Exercise prompt | Pictures stay out of the copy, and everything else in the data below is repeated exactly.

Supplied entries |
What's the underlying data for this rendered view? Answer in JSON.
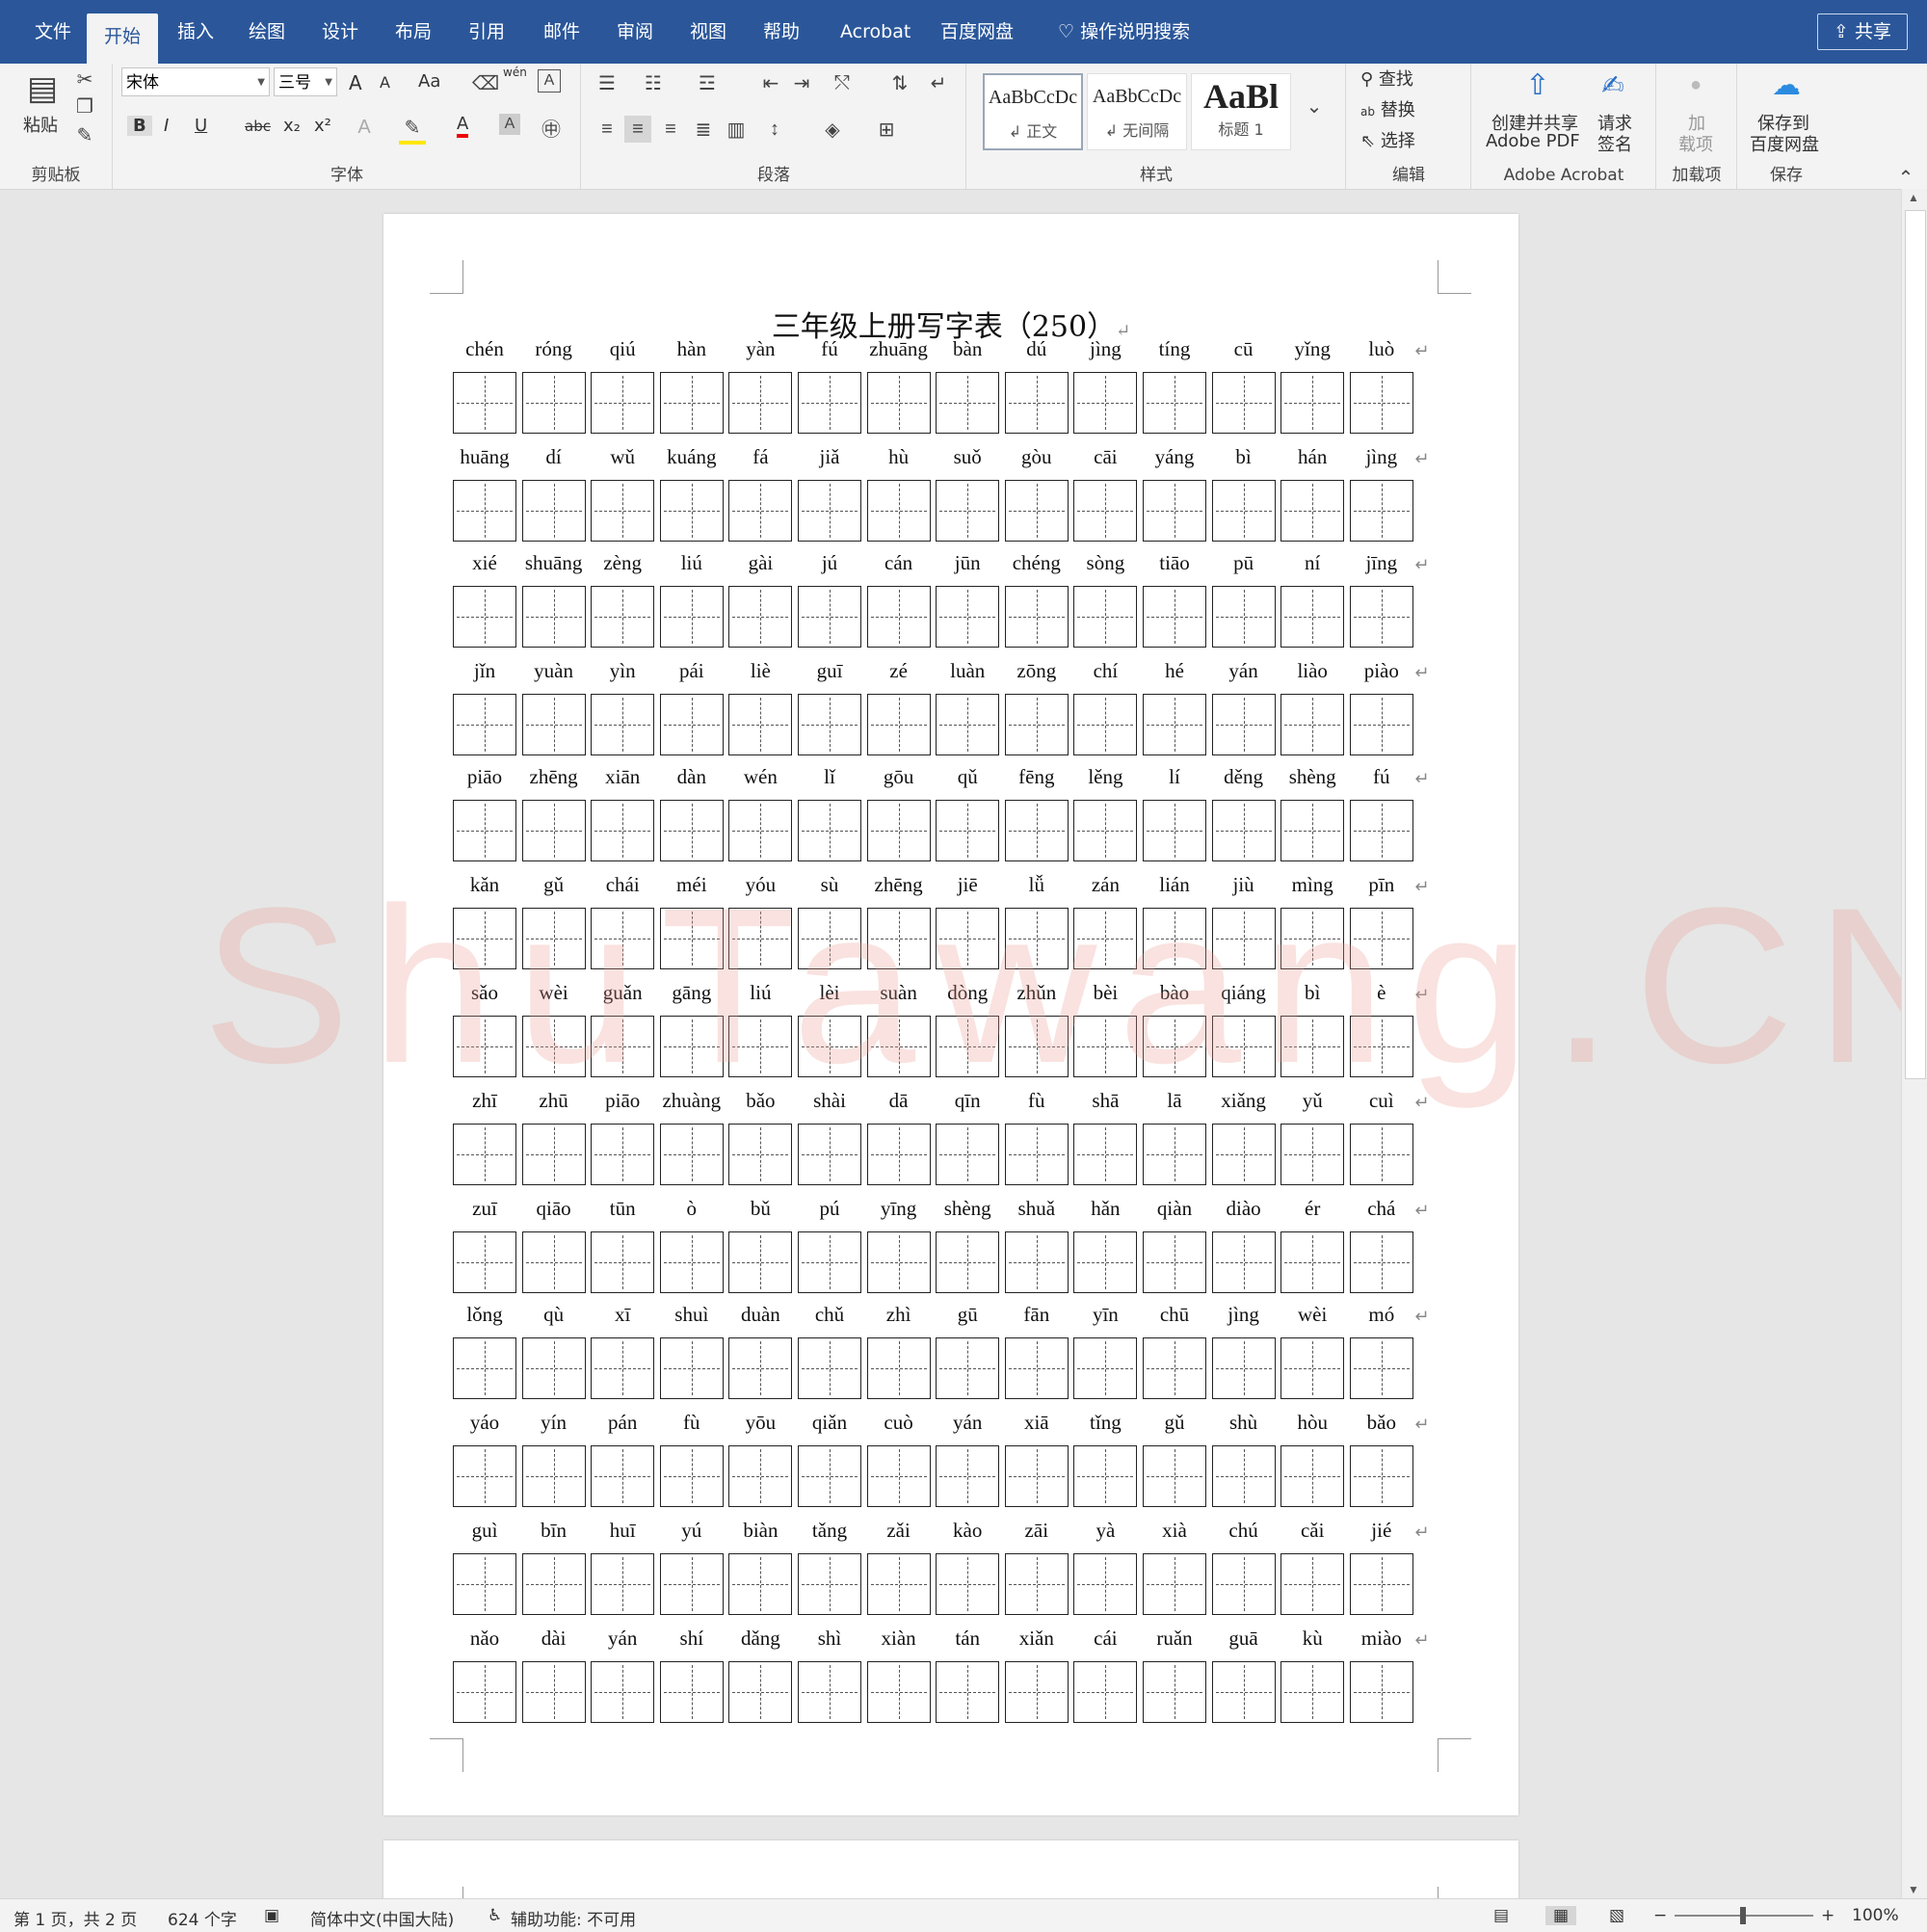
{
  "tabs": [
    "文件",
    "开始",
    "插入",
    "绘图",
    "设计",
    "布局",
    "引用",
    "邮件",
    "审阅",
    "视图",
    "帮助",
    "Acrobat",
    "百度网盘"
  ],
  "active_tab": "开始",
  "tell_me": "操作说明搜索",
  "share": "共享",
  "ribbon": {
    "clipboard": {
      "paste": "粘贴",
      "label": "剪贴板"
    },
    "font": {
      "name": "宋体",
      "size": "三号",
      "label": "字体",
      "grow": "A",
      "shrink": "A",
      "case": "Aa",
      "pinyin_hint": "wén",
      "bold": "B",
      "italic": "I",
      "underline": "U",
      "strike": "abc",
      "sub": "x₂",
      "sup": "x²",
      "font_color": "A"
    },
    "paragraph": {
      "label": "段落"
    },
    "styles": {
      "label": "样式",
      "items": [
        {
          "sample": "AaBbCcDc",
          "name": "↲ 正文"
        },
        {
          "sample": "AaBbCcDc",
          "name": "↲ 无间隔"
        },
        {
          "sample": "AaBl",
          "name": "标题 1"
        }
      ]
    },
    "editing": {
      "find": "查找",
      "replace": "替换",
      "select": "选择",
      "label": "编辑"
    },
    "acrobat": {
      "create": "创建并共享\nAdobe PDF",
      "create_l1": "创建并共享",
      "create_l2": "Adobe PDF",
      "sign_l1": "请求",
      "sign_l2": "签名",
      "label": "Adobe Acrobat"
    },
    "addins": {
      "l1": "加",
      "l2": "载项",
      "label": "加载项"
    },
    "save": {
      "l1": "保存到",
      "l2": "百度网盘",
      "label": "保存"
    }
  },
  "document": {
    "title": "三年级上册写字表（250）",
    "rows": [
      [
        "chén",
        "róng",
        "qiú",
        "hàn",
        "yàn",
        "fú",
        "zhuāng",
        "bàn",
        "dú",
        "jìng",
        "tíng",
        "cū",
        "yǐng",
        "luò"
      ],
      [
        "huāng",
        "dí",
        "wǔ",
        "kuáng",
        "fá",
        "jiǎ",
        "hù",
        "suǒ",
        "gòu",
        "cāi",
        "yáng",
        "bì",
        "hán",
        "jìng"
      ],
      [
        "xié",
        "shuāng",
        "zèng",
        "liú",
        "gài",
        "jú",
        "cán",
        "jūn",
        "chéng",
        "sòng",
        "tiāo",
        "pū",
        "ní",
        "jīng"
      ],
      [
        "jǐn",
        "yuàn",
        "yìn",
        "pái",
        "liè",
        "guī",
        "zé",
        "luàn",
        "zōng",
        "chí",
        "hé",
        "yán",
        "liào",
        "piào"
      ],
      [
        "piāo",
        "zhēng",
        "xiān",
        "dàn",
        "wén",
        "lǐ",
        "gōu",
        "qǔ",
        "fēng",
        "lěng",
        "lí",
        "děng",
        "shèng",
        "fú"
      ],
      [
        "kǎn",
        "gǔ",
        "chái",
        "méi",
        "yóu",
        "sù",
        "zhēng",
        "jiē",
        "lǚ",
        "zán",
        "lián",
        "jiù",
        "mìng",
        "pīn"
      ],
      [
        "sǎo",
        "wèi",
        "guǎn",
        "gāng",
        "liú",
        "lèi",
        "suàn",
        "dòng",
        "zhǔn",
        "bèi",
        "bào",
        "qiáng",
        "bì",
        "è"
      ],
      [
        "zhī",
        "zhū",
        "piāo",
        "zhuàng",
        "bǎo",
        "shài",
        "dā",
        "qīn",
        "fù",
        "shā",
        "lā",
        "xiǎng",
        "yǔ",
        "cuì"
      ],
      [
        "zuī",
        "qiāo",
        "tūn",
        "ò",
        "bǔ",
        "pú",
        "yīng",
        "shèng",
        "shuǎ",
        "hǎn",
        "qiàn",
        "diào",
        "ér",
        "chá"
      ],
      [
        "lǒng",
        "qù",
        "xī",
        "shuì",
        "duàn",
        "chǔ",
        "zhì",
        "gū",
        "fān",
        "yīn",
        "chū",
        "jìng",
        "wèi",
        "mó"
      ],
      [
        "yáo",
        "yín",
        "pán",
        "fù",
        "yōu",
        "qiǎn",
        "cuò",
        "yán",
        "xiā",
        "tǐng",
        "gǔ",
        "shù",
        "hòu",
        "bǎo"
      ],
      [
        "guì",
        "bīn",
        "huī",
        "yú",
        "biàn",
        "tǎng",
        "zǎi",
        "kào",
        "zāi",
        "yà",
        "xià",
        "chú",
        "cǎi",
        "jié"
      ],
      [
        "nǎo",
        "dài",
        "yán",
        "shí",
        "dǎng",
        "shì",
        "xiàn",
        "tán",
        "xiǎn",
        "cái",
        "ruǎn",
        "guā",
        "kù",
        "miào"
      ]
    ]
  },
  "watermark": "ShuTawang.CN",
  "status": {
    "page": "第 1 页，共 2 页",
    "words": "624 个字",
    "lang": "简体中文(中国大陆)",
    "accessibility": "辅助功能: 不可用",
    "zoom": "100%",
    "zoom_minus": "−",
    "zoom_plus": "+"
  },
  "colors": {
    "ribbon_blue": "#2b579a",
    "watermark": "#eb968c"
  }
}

Answer below |
What's the underlying data for this rendered view? Answer in JSON.
{
  "tabs": [
    "文件",
    "开始",
    "插入",
    "绘图",
    "设计",
    "布局",
    "引用",
    "邮件",
    "审阅",
    "视图",
    "帮助",
    "Acrobat",
    "百度网盘"
  ],
  "active_tab": "开始",
  "tell_me": "操作说明搜索",
  "share": "共享",
  "ribbon": {
    "clipboard": {
      "paste": "粘贴",
      "label": "剪贴板"
    },
    "font": {
      "name": "宋体",
      "size": "三号",
      "label": "字体",
      "grow": "A",
      "shrink": "A",
      "case": "Aa",
      "pinyin_hint": "wén",
      "bold": "B",
      "italic": "I",
      "underline": "U",
      "strike": "abc",
      "sub": "x₂",
      "sup": "x²",
      "font_color": "A"
    },
    "paragraph": {
      "label": "段落"
    },
    "styles": {
      "label": "样式",
      "items": [
        {
          "sample": "AaBbCcDc",
          "name": "↲ 正文"
        },
        {
          "sample": "AaBbCcDc",
          "name": "↲ 无间隔"
        },
        {
          "sample": "AaBl",
          "name": "标题 1"
        }
      ]
    },
    "editing": {
      "find": "查找",
      "replace": "替换",
      "select": "选择",
      "label": "编辑"
    },
    "acrobat": {
      "create": "创建并共享\nAdobe PDF",
      "create_l1": "创建并共享",
      "create_l2": "Adobe PDF",
      "sign_l1": "请求",
      "sign_l2": "签名",
      "label": "Adobe Acrobat"
    },
    "addins": {
      "l1": "加",
      "l2": "载项",
      "label": "加载项"
    },
    "save": {
      "l1": "保存到",
      "l2": "百度网盘",
      "label": "保存"
    }
  },
  "document": {
    "title": "三年级上册写字表（250）",
    "rows": [
      [
        "chén",
        "róng",
        "qiú",
        "hàn",
        "yàn",
        "fú",
        "zhuāng",
        "bàn",
        "dú",
        "jìng",
        "tíng",
        "cū",
        "yǐng",
        "luò"
      ],
      [
        "huāng",
        "dí",
        "wǔ",
        "kuáng",
        "fá",
        "jiǎ",
        "hù",
        "suǒ",
        "gòu",
        "cāi",
        "yáng",
        "bì",
        "hán",
        "jìng"
      ],
      [
        "xié",
        "shuāng",
        "zèng",
        "liú",
        "gài",
        "jú",
        "cán",
        "jūn",
        "chéng",
        "sòng",
        "tiāo",
        "pū",
        "ní",
        "jīng"
      ],
      [
        "jǐn",
        "yuàn",
        "yìn",
        "pái",
        "liè",
        "guī",
        "zé",
        "luàn",
        "zōng",
        "chí",
        "hé",
        "yán",
        "liào",
        "piào"
      ],
      [
        "piāo",
        "zhēng",
        "xiān",
        "dàn",
        "wén",
        "lǐ",
        "gōu",
        "qǔ",
        "fēng",
        "lěng",
        "lí",
        "děng",
        "shèng",
        "fú"
      ],
      [
        "kǎn",
        "gǔ",
        "chái",
        "méi",
        "yóu",
        "sù",
        "zhēng",
        "jiē",
        "lǚ",
        "zán",
        "lián",
        "jiù",
        "mìng",
        "pīn"
      ],
      [
        "sǎo",
        "wèi",
        "guǎn",
        "gāng",
        "liú",
        "lèi",
        "suàn",
        "dòng",
        "zhǔn",
        "bèi",
        "bào",
        "qiáng",
        "bì",
        "è"
      ],
      [
        "zhī",
        "zhū",
        "piāo",
        "zhuàng",
        "bǎo",
        "shài",
        "dā",
        "qīn",
        "fù",
        "shā",
        "lā",
        "xiǎng",
        "yǔ",
        "cuì"
      ],
      [
        "zuī",
        "qiāo",
        "tūn",
        "ò",
        "bǔ",
        "pú",
        "yīng",
        "shèng",
        "shuǎ",
        "hǎn",
        "qiàn",
        "diào",
        "ér",
        "chá"
      ],
      [
        "lǒng",
        "qù",
        "xī",
        "shuì",
        "duàn",
        "chǔ",
        "zhì",
        "gū",
        "fān",
        "yīn",
        "chū",
        "jìng",
        "wèi",
        "mó"
      ],
      [
        "yáo",
        "yín",
        "pán",
        "fù",
        "yōu",
        "qiǎn",
        "cuò",
        "yán",
        "xiā",
        "tǐng",
        "gǔ",
        "shù",
        "hòu",
        "bǎo"
      ],
      [
        "guì",
        "bīn",
        "huī",
        "yú",
        "biàn",
        "tǎng",
        "zǎi",
        "kào",
        "zāi",
        "yà",
        "xià",
        "chú",
        "cǎi",
        "jié"
      ],
      [
        "nǎo",
        "dài",
        "yán",
        "shí",
        "dǎng",
        "shì",
        "xiàn",
        "tán",
        "xiǎn",
        "cái",
        "ruǎn",
        "guā",
        "kù",
        "miào"
      ]
    ]
  },
  "watermark": "ShuTawang.CN",
  "status": {
    "page": "第 1 页，共 2 页",
    "words": "624 个字",
    "lang": "简体中文(中国大陆)",
    "accessibility": "辅助功能: 不可用",
    "zoom": "100%",
    "zoom_minus": "−",
    "zoom_plus": "+"
  },
  "colors": {
    "ribbon_blue": "#2b579a",
    "watermark": "#eb968c"
  }
}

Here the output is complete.